(App and web page records)
====

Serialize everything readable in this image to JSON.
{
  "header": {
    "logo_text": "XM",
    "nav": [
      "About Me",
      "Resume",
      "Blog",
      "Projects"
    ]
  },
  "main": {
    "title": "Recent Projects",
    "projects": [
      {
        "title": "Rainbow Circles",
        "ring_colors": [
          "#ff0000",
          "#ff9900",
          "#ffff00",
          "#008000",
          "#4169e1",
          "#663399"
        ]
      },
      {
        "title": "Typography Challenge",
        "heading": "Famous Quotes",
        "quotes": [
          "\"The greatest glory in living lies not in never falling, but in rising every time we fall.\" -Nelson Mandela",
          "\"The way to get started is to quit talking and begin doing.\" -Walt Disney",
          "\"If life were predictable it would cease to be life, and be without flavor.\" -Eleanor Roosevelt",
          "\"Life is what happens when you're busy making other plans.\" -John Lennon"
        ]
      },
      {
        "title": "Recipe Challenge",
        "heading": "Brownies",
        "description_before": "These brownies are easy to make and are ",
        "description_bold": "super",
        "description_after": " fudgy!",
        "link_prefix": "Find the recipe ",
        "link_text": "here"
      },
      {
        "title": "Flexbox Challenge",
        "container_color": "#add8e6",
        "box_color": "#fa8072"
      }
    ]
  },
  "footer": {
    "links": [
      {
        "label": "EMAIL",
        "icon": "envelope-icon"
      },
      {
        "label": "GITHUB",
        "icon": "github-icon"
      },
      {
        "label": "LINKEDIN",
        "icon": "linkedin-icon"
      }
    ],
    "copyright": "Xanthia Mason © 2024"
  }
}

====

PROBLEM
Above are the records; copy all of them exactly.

RESPONSE TO THIS EXERCISE
Serialize everything readable in this image to JSON.
{
  "header": {
    "logo_text": "XM",
    "nav": [
      "About Me",
      "Resume",
      "Blog",
      "Projects"
    ]
  },
  "main": {
    "title": "Recent Projects",
    "projects": [
      {
        "title": "Rainbow Circles",
        "ring_colors": [
          "#ff0000",
          "#ff9900",
          "#ffff00",
          "#008000",
          "#4169e1",
          "#663399"
        ]
      },
      {
        "title": "Typography Challenge",
        "heading": "Famous Quotes",
        "quotes": [
          "\"The greatest glory in living lies not in never falling, but in rising every time we fall.\" -Nelson Mandela",
          "\"The way to get started is to quit talking and begin doing.\" -Walt Disney",
          "\"If life were predictable it would cease to be life, and be without flavor.\" -Eleanor Roosevelt",
          "\"Life is what happens when you're busy making other plans.\" -John Lennon"
        ]
      },
      {
        "title": "Recipe Challenge",
        "heading": "Brownies",
        "description_before": "These brownies are easy to make and are ",
        "description_bold": "super",
        "description_after": " fudgy!",
        "link_prefix": "Find the recipe ",
        "link_text": "here"
      },
      {
        "title": "Flexbox Challenge",
        "container_color": "#add8e6",
        "box_color": "#fa8072"
      }
    ]
  },
  "footer": {
    "links": [
      {
        "label": "EMAIL",
        "icon": "envelope-icon"
      },
      {
        "label": "GITHUB",
        "icon": "github-icon"
      },
      {
        "label": "LINKEDIN",
        "icon": "linkedin-icon"
      }
    ],
    "copyright": "Xanthia Mason © 2024"
  }
}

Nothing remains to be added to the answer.